NEW DELHI: Members of a minority Hindu group in Kashmir Valley have started to leave the area, citing fear amid an intensifying string of killings targeting the community.
Indian-controlled Kashmir has been witnessing a wave of deadly attacks since August 2019, when the government abrogated the Muslim-majority region’s limited constitutional autonomy to bring it under the direct rule of New Delhi.
On Tuesday, gunmen killed a Hindu schoolteacher in Kulgam district. On Thursday, a Hindu bank employee was shot dead in the same area. The killings came less than a month after a government employee, another member of the community, was murdered in nearby Budgam.
Since May, members of the community have been holding protests against the local administration, demanding relocation to a safer place, but as no steps have been undertaken by the government, many have decided to leave on their own.
“The local and the central government has failed to secure the lives of religious minorities staying in Kashmir Valley,” Sanjay Tickoo, who heads the Kashmiri Pandit Sangharsh Samiti, the largest Kashmiri Pandit organisation in the region, told Arab News on Friday.
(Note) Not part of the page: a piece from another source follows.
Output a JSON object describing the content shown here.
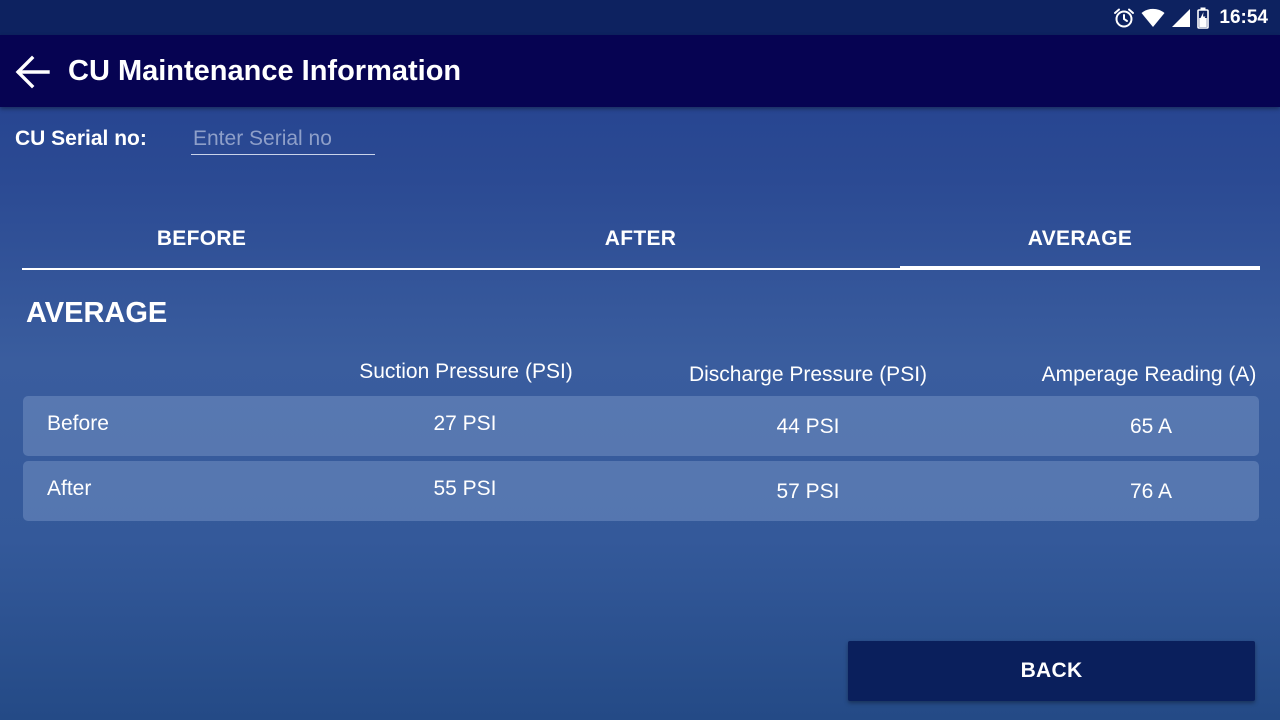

“Around 3,000 Kashmiri Pandit employees have left the valley during the last two days and the remaining will go in the next couple of days.”
Some 5,000 members of the Pandit community have been living in the valley since 2010 — two decades after about 200,000 of them fled Kashmir when an anti-India rebellion broke out. They returned under a government resettlement plan that provided jobs and housing.
Jagat Bhat, a Kashmiri Pandit and government employee who was working in Srinagar, the main city of Kashmir Valley, said the resettlement plan was “an invitation to death.”
He told Arab News that 10 families from his neighborhood alone moved out to nearby Jammu district on Thursday.
“The situation is very bad and those who can are leaving the valley for safer places,” he said.
“We left the valley with whatever stuff we could carry early in the morning on Friday,” Rubon Sapro, a schoolteacher, said. “The situation in the valley has worsened and there is a great sense of fear among Hindu minorities. They are leaving the valley in hordes.”
Sunit Bhat, who lives in a transit camp, one of the seven camps that the government built in 2010 to accommodate the Pandit community under the resettlement plan, said he is now only waiting to get his son’s school certificate before the family can move.
“Already many have left and those who are still in the valley will move out in a day or two after finishing local formalities,” he told Arab News. “I will leave the valley most probably tomorrow morning. I cannot think of returning to the valley again.”
While earlier this week a local spokesperson of India’s ruling Bharatiya Janata Party, Dr. Hina Bhat, said relocation of Pandits would be against the government’s policy, another party official blamed the current instability on neighboring Pakistan.
The Indian government has been invested in projecting the majority-Muslim region as a stable, integrated part of India after revoking its autonomy 2019.
“The way the situation has been improving in the valley in the last four years, there has been an atmosphere of frustration in Pakistan, and they have been trying to vitiate the atmosphere in the valley,” Manzoor Bhat, BJP spokesperson in Srinagar, told Arab News. “Pakistan wants to sabotage the peace in Kashmir.”
Kashmir has been divided between India and Pakistan since their independence from British colonial rule in 1947. Both countries claim the region in its entirety and have fought two of their three wars over control of Kashmir.
India has accused Pakistan of arming and training rebel groups, which Pakistan denies.